It is never the place of conservation groups to demonise farmers. Like many of us they must struggle with numerous factors to protect their resources and income. I know one grower who is exemplary in his efforts to prevent negative impact on wildlife, and hopefully there are a lot more like him. But there is no escaping the fact that the new regulations will bring increased animal suffering, they will add stress to species already stressed by human and natural forces, they will reduce numbers of species already regarded as vulnerable, and they will be very hard to monitor and police.
There is one more fact – and it is one which is born out by the research and literature of Queensland’s own Dept of Agriculture, Forestry and Fisheries: shooting is an ineffective way of protecting fruit crops from flying foxes. So why are we allowing this inhumane, ineffective and ecologically damaging practice to occur?
You can have a voice – a brief, polite email to any/all of the following will send a powerful message. Click on the name to bring up email address.
- Hon Campbell Newman, Premier of Queensland
- Hon Andrew Powell, Minister for Environment & Heritage Protection
- Hon John McVeigh, Minister for Agriculture, Fisheries & Forestry
You might suggest that, instead of allowing growers to shoot flying foxes while their crops are still raided, the Government could subsidise growers for the cost of installing safe and efficient canopy netting.
And there’s more … a bill introduced into State Parliament by MP Shane Knuth (KAP) would allow uncontrolled culling, disturbance and disruption of flying fox camps, in a misguided bid to prevent transmission of disease or other problems of human-bat interaction. An exceptionally well-researched and well-written submission, prepared by Carol Booth for a coalition of conservation and animal welfare groups, counters the myths and fabrications with scientific evidence and facts. She also explains how over-stressing the animals by such measures can actually increase disease risk through a process known as “pathogen spillover”.
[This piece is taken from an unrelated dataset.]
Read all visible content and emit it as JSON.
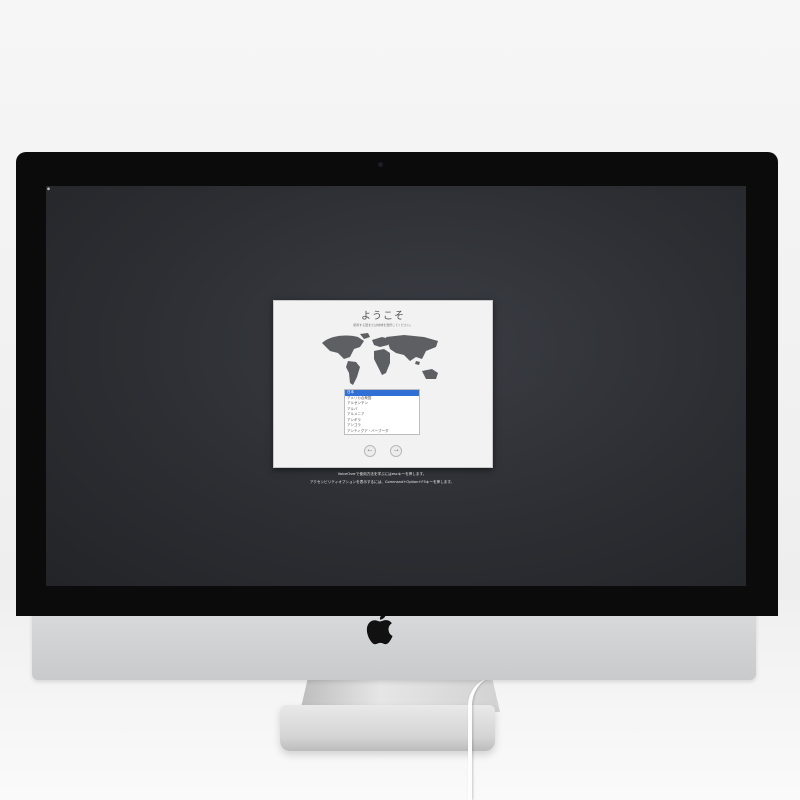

While the extreme measures the bill proposes are unlikely to be supported by the LNP, it needs to be vigorously opposed. Emails to the three gentlemen above asking them to take an evidence-based, conservation approach to flying fox management could be very useful. If you would like a pdf copy of the conservation submission please email us. It is concise, easy to follow and well worth reading.